Our guest is Dr. Tracy Sanson.

Dr. Sanson is a practicing Emergency Physician. She is a consultant and educator on Leadership development and Medical education and Co-Chief Editor of the Journal of Emergencies, Trauma and Shock; an Emergency Medicine international journal.

Part 1

The full interview is 10 minutes long and includes many advice on life, wellness, and our profession. We will be sharing short videos from this interview. However, the full interview was published as an audio file in our Soundcloud account. 

This interview was recorded during the EACEM2018 in Turkey. We thank EMAT.

The interview was recorded and produced by

Arif Alper Cevik

Elif Dilek Cakal

Murat Cetin

ICON360: Tracy Sanson – Full Interview – Audio

iEM team proudly presents the ICON360 project. In this pleasantly educational series, world-renowned experts will share their habits, give advice on life, wellness and the profession.

In this episode, we shared the full interview of Dr. Tracy Sanson. 

Who is Dr. Sanson?

Dr. Sanson is a practicing Emergency Physician. She is a consultant and educator on Leadership development and Medical education and Co-Chief Editor of the Journal of Emergencies, Trauma and Shock; an Emergency Medicine international journal. A frequent speaker for Emergency Medicine programs, Dr. Sanson also serves as a core faculty member for the American College of Emergency Physicians. Dr. Sanson has consulted and lectured nationally and internationally on administrative and management issues, leadership, professionalism, communication, patient safety, brand development, personal development, womenäó»s issues and emergency medical clinical topics for a wide range of health care organizations. Dr. Sanson’s experience spans 20 + years in Emergency Medicine Education and ED management and leadership development. She has held director positions in the US Air Force, University of South Florida and TeamHealth for the past 15 + years. Dr. Sanson trained at the University of Illinois at Chicago for medical school and her emergency medicine residency. She is well versed in leadership, patient safety and medical management issues having served on TeamHealth’s Medical Advisory Board, Patient Safety Office Division Director and faculty in their Leadership Courses. (resource: https://feminem.org/author/tracy-sanson-md/)

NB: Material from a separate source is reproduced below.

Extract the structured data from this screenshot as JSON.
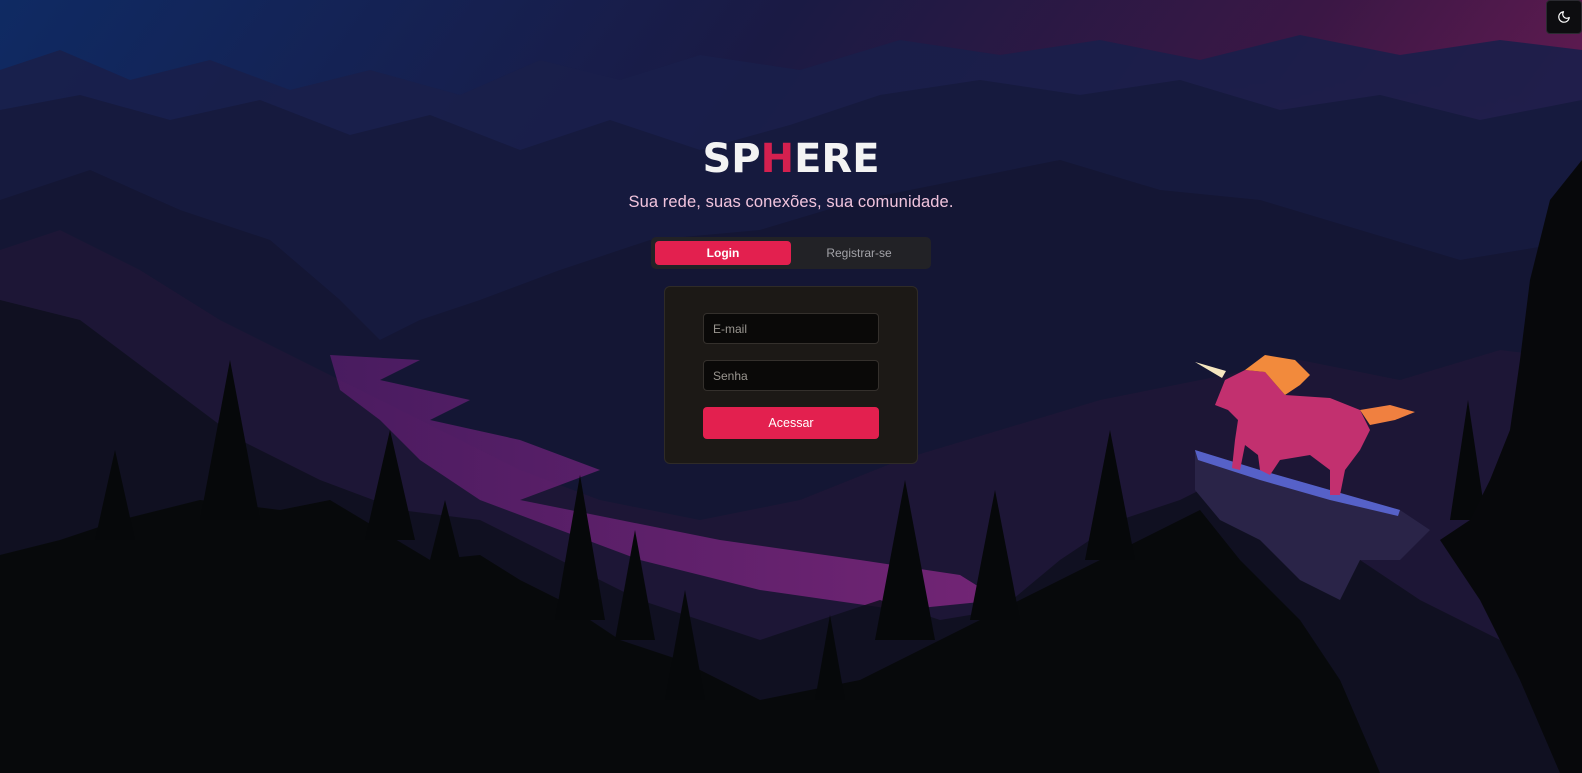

iEM team proudly presents the ICON360 project. In this pleasantly educational series, world-renowned experts will share their habits, give advice on life, wellness and the profession.

The interview was recorded and produced by

Arif Alper Cevik

Elif Dilek Cakal

Murat Cetin